**TASK REQUIREMENTS:** Which lines of the records below contain the word "عروس"? Copy each of them out.

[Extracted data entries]
........

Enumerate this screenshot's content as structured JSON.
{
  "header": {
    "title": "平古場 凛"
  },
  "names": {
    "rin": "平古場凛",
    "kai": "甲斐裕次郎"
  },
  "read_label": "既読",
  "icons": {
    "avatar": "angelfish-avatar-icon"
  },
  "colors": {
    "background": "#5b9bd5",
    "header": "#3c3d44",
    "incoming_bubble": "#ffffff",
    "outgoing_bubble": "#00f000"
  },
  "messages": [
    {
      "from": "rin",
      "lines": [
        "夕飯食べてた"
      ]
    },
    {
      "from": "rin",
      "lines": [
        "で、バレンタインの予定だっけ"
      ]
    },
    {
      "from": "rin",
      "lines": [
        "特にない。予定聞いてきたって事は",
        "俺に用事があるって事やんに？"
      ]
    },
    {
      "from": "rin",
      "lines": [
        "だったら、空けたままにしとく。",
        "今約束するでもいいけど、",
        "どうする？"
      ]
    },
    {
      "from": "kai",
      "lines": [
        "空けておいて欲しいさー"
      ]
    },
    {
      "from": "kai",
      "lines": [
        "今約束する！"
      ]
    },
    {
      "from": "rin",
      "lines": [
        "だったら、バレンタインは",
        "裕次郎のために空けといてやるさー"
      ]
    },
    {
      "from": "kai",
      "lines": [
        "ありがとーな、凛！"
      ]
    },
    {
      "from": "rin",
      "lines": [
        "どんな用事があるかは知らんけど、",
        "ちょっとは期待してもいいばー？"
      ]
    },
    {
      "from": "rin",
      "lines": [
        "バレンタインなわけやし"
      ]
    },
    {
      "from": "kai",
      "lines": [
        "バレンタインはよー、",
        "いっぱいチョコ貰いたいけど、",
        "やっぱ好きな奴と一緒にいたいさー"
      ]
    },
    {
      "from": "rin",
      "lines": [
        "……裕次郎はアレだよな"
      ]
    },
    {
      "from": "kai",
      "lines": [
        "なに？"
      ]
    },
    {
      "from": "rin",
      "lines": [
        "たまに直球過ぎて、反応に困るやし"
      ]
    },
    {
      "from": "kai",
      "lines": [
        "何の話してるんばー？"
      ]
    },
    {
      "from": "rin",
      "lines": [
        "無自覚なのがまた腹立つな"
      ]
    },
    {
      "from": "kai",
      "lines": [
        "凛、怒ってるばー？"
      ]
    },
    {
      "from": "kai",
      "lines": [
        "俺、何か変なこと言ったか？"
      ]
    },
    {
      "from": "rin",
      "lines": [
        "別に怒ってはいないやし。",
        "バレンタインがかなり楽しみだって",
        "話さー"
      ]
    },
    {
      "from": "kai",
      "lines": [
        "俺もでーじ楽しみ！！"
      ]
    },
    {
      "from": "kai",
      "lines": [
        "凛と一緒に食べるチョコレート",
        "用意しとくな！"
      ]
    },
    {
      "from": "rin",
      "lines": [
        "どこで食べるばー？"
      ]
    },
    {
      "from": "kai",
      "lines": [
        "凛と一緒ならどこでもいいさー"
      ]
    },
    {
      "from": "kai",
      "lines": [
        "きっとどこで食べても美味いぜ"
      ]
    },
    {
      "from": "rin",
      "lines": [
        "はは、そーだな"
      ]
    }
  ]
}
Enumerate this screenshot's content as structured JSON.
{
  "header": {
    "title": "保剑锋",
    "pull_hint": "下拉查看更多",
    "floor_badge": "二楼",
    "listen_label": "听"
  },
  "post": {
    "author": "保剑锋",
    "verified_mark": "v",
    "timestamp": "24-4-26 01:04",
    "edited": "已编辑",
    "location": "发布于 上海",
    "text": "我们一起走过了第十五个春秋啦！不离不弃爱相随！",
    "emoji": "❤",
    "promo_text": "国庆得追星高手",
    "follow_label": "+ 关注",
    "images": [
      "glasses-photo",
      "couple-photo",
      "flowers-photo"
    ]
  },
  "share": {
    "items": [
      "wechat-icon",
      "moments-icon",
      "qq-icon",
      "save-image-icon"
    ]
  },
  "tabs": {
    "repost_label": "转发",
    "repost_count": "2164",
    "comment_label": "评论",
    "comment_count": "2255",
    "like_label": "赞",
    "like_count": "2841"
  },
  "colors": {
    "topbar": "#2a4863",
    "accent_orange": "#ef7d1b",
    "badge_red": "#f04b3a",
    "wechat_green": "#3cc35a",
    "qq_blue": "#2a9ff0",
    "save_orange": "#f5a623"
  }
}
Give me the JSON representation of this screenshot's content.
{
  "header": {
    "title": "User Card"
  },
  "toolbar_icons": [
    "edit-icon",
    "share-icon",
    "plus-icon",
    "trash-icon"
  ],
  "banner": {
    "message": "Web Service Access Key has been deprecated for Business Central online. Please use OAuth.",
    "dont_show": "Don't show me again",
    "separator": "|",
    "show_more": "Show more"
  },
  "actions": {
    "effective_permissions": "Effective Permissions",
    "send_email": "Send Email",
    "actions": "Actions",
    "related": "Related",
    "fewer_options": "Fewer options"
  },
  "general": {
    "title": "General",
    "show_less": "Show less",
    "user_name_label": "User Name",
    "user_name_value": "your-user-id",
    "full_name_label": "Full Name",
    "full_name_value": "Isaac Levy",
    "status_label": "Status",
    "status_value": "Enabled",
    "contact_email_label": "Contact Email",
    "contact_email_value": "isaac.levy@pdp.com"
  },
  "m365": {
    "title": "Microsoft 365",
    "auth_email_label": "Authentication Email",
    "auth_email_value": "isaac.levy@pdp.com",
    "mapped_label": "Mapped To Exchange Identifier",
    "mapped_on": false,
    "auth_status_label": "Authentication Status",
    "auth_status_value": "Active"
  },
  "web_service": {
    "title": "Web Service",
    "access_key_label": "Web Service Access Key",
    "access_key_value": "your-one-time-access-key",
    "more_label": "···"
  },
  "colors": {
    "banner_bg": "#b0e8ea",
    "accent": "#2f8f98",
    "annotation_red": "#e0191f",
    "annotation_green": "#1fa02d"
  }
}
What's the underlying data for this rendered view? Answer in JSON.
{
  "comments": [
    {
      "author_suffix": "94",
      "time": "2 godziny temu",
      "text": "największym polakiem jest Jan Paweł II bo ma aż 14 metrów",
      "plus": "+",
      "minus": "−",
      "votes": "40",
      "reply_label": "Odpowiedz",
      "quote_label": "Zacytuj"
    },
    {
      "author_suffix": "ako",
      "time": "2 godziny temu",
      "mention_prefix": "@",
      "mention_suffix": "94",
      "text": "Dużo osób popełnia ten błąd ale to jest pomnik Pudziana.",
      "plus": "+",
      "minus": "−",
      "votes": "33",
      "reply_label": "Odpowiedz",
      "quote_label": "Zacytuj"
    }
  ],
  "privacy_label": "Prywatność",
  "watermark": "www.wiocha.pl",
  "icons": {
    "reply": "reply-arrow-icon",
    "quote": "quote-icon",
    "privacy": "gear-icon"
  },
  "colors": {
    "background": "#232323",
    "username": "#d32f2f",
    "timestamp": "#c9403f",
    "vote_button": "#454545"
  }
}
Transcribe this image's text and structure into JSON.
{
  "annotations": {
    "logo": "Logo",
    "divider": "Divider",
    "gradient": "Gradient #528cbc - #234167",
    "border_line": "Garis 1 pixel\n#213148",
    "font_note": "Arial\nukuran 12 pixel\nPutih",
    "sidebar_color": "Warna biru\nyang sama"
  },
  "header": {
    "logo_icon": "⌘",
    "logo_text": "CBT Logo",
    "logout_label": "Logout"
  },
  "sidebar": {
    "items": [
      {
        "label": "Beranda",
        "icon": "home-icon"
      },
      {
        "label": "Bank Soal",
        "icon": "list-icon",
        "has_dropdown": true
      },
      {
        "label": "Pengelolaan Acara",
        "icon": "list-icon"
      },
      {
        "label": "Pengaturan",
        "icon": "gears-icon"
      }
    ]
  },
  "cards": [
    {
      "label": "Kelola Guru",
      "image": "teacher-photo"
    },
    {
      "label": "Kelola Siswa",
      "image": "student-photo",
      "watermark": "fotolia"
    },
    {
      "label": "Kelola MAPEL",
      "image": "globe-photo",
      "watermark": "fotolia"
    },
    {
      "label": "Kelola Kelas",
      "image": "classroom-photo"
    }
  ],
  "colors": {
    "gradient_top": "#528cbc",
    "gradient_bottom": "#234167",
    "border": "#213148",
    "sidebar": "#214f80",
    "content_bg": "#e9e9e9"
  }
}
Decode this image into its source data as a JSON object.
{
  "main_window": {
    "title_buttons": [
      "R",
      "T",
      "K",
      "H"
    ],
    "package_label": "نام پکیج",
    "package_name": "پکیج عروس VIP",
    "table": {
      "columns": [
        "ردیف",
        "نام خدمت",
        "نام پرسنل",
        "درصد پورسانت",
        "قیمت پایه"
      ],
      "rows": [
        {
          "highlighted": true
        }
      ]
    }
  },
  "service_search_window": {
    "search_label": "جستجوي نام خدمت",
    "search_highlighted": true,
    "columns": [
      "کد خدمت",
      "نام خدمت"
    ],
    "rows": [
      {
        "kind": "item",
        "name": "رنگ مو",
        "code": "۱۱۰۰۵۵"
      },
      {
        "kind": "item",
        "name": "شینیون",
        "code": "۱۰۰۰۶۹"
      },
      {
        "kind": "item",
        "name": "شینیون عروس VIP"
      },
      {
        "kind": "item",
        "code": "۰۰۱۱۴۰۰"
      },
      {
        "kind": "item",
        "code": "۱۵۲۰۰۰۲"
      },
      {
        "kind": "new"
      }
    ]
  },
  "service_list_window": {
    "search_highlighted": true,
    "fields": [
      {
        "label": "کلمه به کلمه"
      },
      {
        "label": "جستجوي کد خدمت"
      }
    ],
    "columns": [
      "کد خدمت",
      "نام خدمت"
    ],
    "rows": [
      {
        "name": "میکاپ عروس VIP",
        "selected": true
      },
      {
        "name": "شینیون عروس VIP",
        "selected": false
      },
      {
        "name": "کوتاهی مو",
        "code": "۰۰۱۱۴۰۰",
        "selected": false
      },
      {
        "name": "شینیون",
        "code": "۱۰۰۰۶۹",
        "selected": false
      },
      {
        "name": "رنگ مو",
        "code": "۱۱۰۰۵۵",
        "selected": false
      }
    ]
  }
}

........

**REPLY:**
    "package_name": "پکیج عروس VIP",
        "name": "شینیون عروس VIP"
        "name": "میکاپ عروس VIP",
        "name": "شینیون عروس VIP",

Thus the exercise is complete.